2015 (English)In: European Journal of Human Genetics, ISSN 1018-4813, E-ISSN 1476-5438, Vol. 23, no 5, 688-692 p.Article in journal (Refereed) Published
In an attempt to map chromosomal regions carrying rare gene variants contributing to the risk of multiple sclerosis (MS), we identified segments shared identical-by-descent (IBD) using the software BEAGLE 4.0's refined IBD analysis. IBD mapping aims at identifying segments inherited from a common ancestor and shared more frequently in case-case pairs. A total of 2106 MS patients of Nordic origin and 624 matched controls were genotyped on Illumina Human Quad 660 chip and an additional 1352 ethnically matched controls typed on Illumina HumanHap 550 and Illumina 1M were added. The quality control left a total of 441 731 markers for the analysis. After identification of segments shared by descent and significance testing, a filter function for markers with low IBD sharing was applied. Four regions on chromosomes 5, 9, 14 and 19 were found to be significantly associated with the risk for MS. However, all markers but for one were located telomerically, including the very distal markers. For methodological reasons, such segments have a low sharing of IBD signals and are prone to be false positives. One marker on chromosome 19 reached genome-wide significance and was not one of the distal markers. This marker was located within the GNA11 gene, which contains no previous association with MS. We conclude that IBD mapping is not sufficiently powered to identify MS risk loci even in ethnically relatively homogenous populations, or that alternatively rare variants are not adequately present.

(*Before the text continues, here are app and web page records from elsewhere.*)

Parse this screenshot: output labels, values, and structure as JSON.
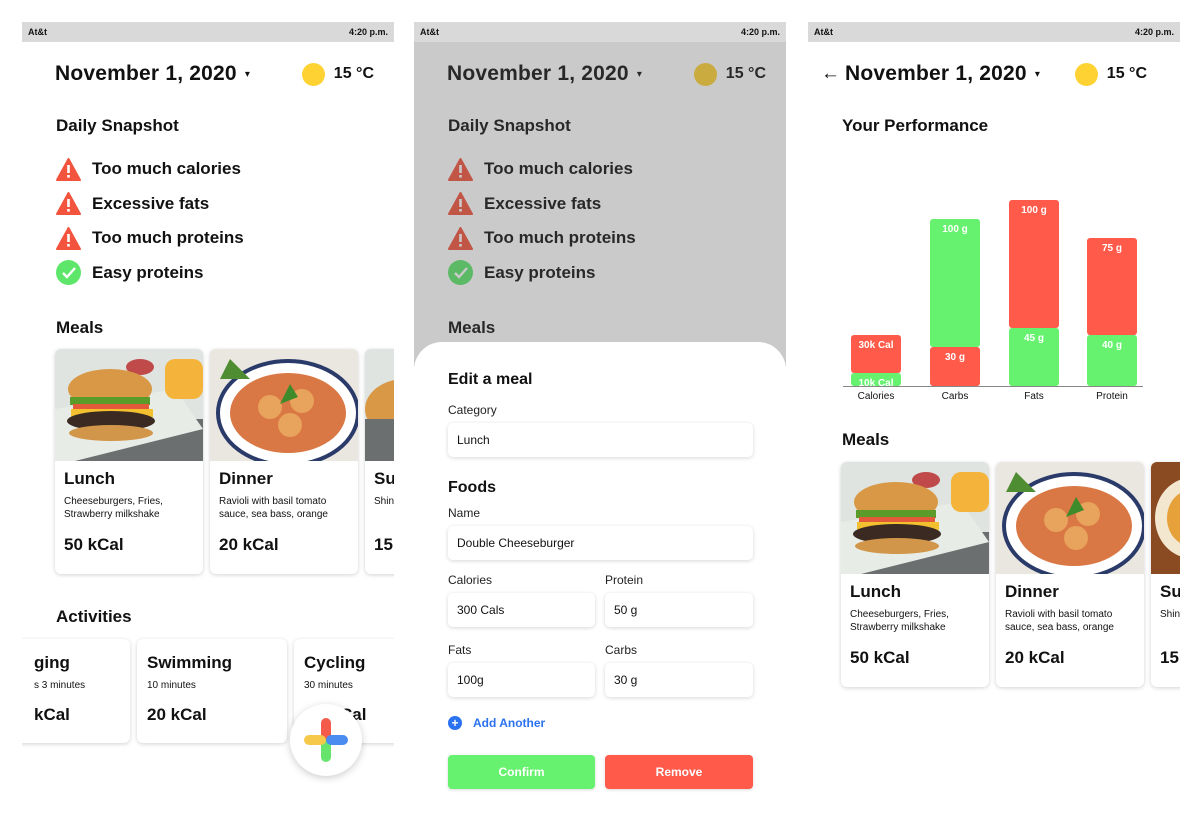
{
  "status": {
    "carrier": "At&t",
    "time": "4:20 p.m."
  },
  "header": {
    "date": "November 1, 2020",
    "caret": "▾",
    "temperature": "15 °C",
    "back_arrow": "←"
  },
  "snapshot": {
    "title": "Daily Snapshot",
    "items": [
      {
        "text": "Too much calories",
        "status": "warning"
      },
      {
        "text": "Excessive fats",
        "status": "warning"
      },
      {
        "text": "Too much proteins",
        "status": "warning"
      },
      {
        "text": "Easy proteins",
        "status": "ok"
      }
    ]
  },
  "meals": {
    "title": "Meals",
    "items": [
      {
        "title": "Lunch",
        "desc": "Cheeseburgers, Fries, Strawberry milkshake",
        "kcal": "50 kCal"
      },
      {
        "title": "Dinner",
        "desc": "Ravioli with basil tomato sauce, sea bass, orange",
        "kcal": "20 kCal"
      },
      {
        "title": "Su",
        "desc": "Shin",
        "kcal": "15"
      }
    ]
  },
  "activities": {
    "title": "Activities",
    "items": [
      {
        "title": "ging",
        "sub": "s 3 minutes",
        "kcal": "kCal"
      },
      {
        "title": "Swimming",
        "sub": "10 minutes",
        "kcal": "20 kCal"
      },
      {
        "title": "Cycling",
        "sub": "30 minutes",
        "kcal": "Cal"
      }
    ]
  },
  "edit_sheet": {
    "title": "Edit a meal",
    "category_label": "Category",
    "category_value": "Lunch",
    "foods_title": "Foods",
    "name_label": "Name",
    "name_value": "Double Cheeseburger",
    "calories_label": "Calories",
    "calories_value": "300 Cals",
    "protein_label": "Protein",
    "protein_value": "50 g",
    "fats_label": "Fats",
    "fats_value": "100g",
    "carbs_label": "Carbs",
    "carbs_value": "30 g",
    "add_another": "Add Another",
    "confirm": "Confirm",
    "remove": "Remove"
  },
  "performance": {
    "title": "Your Performance"
  },
  "colors": {
    "red": "#ff5a4a",
    "green": "#66f26e",
    "accent_blue": "#2a72f0",
    "sun": "#ffd234"
  },
  "chart_data": {
    "type": "bar",
    "stacked": true,
    "categories": [
      "Calories",
      "Carbs",
      "Fats",
      "Protein"
    ],
    "series": [
      {
        "values": [
          10,
          30,
          45,
          40
        ],
        "labels": [
          "10k Cal",
          "30 g",
          "45 g",
          "40 g"
        ],
        "color": "#66f26e"
      },
      {
        "values": [
          30,
          100,
          100,
          75
        ],
        "labels": [
          "30k Cal",
          "100 g",
          "100 g",
          "75 g"
        ]
      }
    ],
    "segment_colors": [
      [
        "#66f26e",
        "#ff5a4a"
      ],
      [
        "#ff5a4a",
        "#66f26e"
      ],
      [
        "#66f26e",
        "#ff5a4a"
      ],
      [
        "#66f26e",
        "#ff5a4a"
      ]
    ],
    "grid": false
  }
}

Place, publisher, year, edition, pages
2015. Vol. 23, no 5, 688-692 p.
Coronary-Artery-Disease, Susceptibility, Population, Linkage, Locus, Association, Haplotype, Risk, Gene
Biochemistry and Molecular Biology
IdentifiersURN: urn:nbn:se:kth:diva-166905DOI: 10.1038/ejhg.2014.155ISI: 000353028200022PubMedID: 25159868ScopusID: 2-s2.0-84928007936OAI: oai:DiVA.org:kth-166905DiVA: diva2:817974
QC 201506082015-06-082015-05-212015-08-05Bibliographically approved